  • Leave exterior lights on so your home is visible to firefighters in the smoke or darkness of night.
  • Have a ladder available and place it at the corner of the house for firefighters to quickly access your roof.
  • Seal attic and ground vents with pre-cut plywood or commercial seals. If embers come in through these or other air intakes, they could cause your home to catch on fire.
  • Check on neighbors and make sure they are preparing to leave.
  • Patrol your property and monitor the fire situation. Evacuate immediately if you feel threatened. Do not wait for an evacuation order.

If you become trapped

In your vehicle:

  • Park your vehicle in an area clear of vegetation and power lines. Do not block the road.
  • Keep the engine running and headlights on. Roll up windows and set the ventilation system to re-circulate to reduce smoke in the car.
  • Cover yourself with wool blanket or jacket.
  • Lie on vehicle floor.
  • Use your cellphone to call 911. Advise officials that you are trapped and of your location (address or intersection is best).

While on foot:

  • Go to an area clear of vegetation — a ditch, depression, or body of water, if possible.
  • Lie face down, cover up your body.
  • Use your cellphone to call 911. Advise officials that you are trapped and of your location (address or intersection is best).

While in your home:

  • Keep your household together.
  • Call 911. Advise officials that you are trapped and of your location (address or intersection is best).
  • Fill your sinks and tubs with cold water.
  • Keep doors and windows closed but unlocked.
  • Stay inside your house.
  • Stay away from exterior walls and windows.

Note: It will get hot in the house.

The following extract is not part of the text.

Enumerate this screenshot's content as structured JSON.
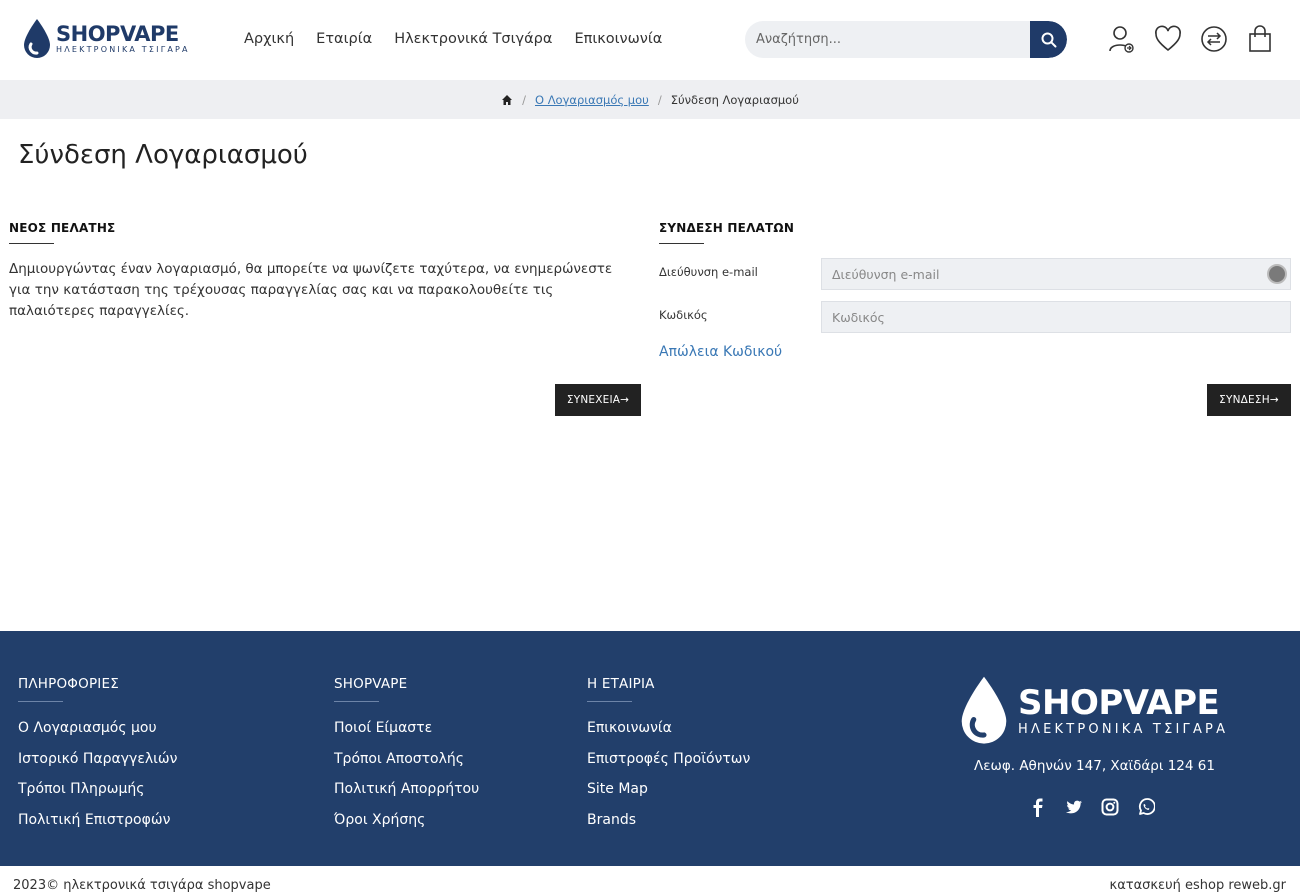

But it will be much hotter and more dangerous outside

Returning home after an evacuation

Fire officials will determine when it is safe for you to return to your home. This will be done as soon as possible considering safety and accessibility.

  • Be alert for downed power lines and other hazards.
  • Check your residence carefully for hidden embers or smoldering fires for the next 24 – 72 hours. 
Additional resources

Tracey Taylor is co-founder of Berkeleyside and co-founder and editorial director of Cityside, the nonprofit parent to Berkeleyside and The Oaklandside. Before launching Berkeleyside, Tracey wrote for...